The Carl S. Meyer Prize in Historical Theology 2017

Publish Date: Mar 21, 2017

Deadline: Apr 01, 2017

About This Award

The Carl S. Meyer Prize, named for the co-founding editor of The Sixteenth Century Journal and one of the founders of the Sixteenth Century Studies Conference, professor of historical theology at Concordia Seminary in St. Louis, as well as executive director of the Center (Foundation) for Reformation Research, is awarded annually for the best paper delivered at the yearly meeting by a scholar who is still in graduate school or has earned the Ph.D. in the last five years. The winning paper is chosen by a committee of three conference members appointed by the president who shall designate the chair as well. The committee shall be named by 1 January of each year.

Criteria for selection include:

  1. quality and originality of research
  2. methodological skill and/or innovation
  3. development of fresh and stimulating interpretations or insights
  4. literary quality

Papers placed in competition for the Meyer Prize cannot have been delivered at other conferences.

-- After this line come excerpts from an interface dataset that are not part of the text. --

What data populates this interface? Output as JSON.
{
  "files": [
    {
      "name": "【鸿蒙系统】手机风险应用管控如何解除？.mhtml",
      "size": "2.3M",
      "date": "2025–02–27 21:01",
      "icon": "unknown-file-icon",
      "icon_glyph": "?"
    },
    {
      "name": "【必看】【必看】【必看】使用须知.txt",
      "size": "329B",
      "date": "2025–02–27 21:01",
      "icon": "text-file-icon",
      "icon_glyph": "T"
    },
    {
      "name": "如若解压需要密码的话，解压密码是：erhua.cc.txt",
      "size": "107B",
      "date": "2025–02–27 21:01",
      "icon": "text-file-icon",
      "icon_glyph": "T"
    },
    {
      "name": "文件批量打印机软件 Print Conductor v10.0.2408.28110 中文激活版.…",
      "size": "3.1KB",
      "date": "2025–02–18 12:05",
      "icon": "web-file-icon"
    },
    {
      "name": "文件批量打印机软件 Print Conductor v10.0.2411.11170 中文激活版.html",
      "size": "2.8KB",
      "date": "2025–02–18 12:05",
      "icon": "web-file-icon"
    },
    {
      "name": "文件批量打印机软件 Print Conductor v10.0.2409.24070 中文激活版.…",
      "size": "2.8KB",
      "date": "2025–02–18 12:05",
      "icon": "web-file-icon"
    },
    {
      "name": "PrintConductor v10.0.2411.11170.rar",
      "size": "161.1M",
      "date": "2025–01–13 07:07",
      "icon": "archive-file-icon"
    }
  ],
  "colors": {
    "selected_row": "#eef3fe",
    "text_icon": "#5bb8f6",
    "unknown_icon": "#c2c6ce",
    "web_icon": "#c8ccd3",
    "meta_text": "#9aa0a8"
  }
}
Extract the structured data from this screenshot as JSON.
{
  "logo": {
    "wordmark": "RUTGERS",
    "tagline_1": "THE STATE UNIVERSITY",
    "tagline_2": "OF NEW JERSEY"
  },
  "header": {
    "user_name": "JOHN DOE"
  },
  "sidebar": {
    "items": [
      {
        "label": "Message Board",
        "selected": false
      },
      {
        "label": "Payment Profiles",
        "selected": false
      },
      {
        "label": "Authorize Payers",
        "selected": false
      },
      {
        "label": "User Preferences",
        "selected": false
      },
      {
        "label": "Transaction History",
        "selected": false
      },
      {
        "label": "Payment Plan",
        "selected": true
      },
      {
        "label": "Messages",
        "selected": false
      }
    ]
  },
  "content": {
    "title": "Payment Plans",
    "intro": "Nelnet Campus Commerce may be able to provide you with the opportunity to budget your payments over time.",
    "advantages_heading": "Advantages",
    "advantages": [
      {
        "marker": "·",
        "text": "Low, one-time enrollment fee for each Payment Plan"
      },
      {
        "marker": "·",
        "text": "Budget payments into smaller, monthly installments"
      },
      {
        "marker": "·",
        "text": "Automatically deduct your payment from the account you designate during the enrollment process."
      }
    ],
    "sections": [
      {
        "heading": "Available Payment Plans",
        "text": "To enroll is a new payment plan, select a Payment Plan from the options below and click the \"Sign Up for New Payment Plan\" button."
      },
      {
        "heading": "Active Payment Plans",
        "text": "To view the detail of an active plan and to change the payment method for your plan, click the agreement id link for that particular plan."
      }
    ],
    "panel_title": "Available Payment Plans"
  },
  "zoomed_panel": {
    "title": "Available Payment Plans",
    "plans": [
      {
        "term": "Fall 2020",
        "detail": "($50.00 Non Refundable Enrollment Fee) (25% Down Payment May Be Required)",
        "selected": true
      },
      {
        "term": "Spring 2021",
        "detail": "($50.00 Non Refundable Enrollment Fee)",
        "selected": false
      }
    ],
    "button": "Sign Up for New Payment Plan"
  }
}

To be considered for the prize, presenters must give three copies of the paper as read at the conference to the Executive Director of the SCSC, who shall forward the copies of the paper to the prize committee members by April 1. The committee shall make its decision by August 15. The chair shall then submit the top-ranked paper to an expert in the field of the paper's topic. If the reader determines the work is not of prize-winning caliber, the second-ranking paper shall be submitted by the chair to an expert reader, and so on, until the winner is selected.

When the committee has arrived at the final decision, the winner will be reported to the Executive Director of the SCSC who in turn shall notify the winner. The winner must be present at the annual meeting to receive the award, which will be announced by the chair of the prize committee along with the presentation of the $500.00 prize. The Sixteenth Century Journal shall have first right to accept the paper for publication, once it has been revised from an oral presentation to an article appropriate for a scholarly journal. It is not necessary that the Meyer Prize be awarded each year. An announcement of the winner will appear in The Sixteenth Century Journal.

SCSC Administrator

Donald J. Harreld, Ph.D.
2103 JFSB
Provo, UT 84602

Previous Winners

  • 2016 - William Keene Thompson, “Conflict and Compromise in an English Parish: Long Melford Under Edward VI” presented at SCSC Vancouver 2015.
  • 2015 - Christina Squitieri, “O Loyal Father?: Aumerle, treason, and Feudal Law in Shakespeare's Richard II” presented at SCSC New Orleans 2014.
  • 2014 - Amy Newhouse, “Bodies as Boundaries: Corporal Jobs and Contagious Disease in 16th Century Nuremberg” presented at SCSC Puerto Rico 2013.
  • 2013 - Patrician McKee, “Scorning the Image of Virtue” presented at SCSC Cincinnati, 2012.
  • 2012 - Michael Tworek, "Patavium virum me fecit: Study Abroad and Renaissance Humanism from Poland to Italy and back in the Sixteenth Century," presented at the SCSC Annual Meeting in Fort Worth, Texas, 2011.
  • 2011 - Adam Asher Duker, "The Hermeneutics of Emotional Restraint: Calvin's Pastoral Theology of Imprecation in Comparative Context," presented at the SCSC Annual Meeting in Montreal, Quebec, Oct 15, 2010.
  • 2010 - Prize is not awarded
  • 2009 - Jacob Baum, "Incense and Idolatry: The Reformation of Olfaction in Late Medieval German Christian Ritual," presented at the SCSC Annual Meeting in St. Louis, 2008.
  • 2008 - Anastasia C. Nurre, "Among the Philippists: The Identification of a Magdeburg Patrician in a Lutheran Confessional Epitaph"d Presented at the SCSC annual meeting in Minneapolis, 2007.
  • 2007 - Adam G. Beaver, "A Holy Land for the Catholic Monarchy: Spanish Reconstructions of Palestine, 1469-1598" (presented at the 2006 SCSC)
  • 2006 - Jonathan Reid, "Caught between Confessional Fronts"
  • 2005 - John Frymire, "Rites of Appeasement: Suffering and the Defense of Catholic Ritual in Early Modern Germany"
  • 2004 - John Frymire, "Rites of appeasement: Suffering and the Defense of Catholic Ritual in Early Modern Germany"
  • 2003 - Robert Christman, "Literacy and Self-Determination: Confessions of Belief Composed by the Common Man in Central Germany c. 1575"
  • 2002 - Suzanne Jablonski, "Neutralizing Violence: Images of the Hunt at the Court of Phillip IV"d(San Antonio, October 2002)

For more information click "Further official information" below.

This opportunity has expired. It was originally published here:

Similar Opportunities



Religious Studies

Opportunity Types



Eligible Countries


Event Types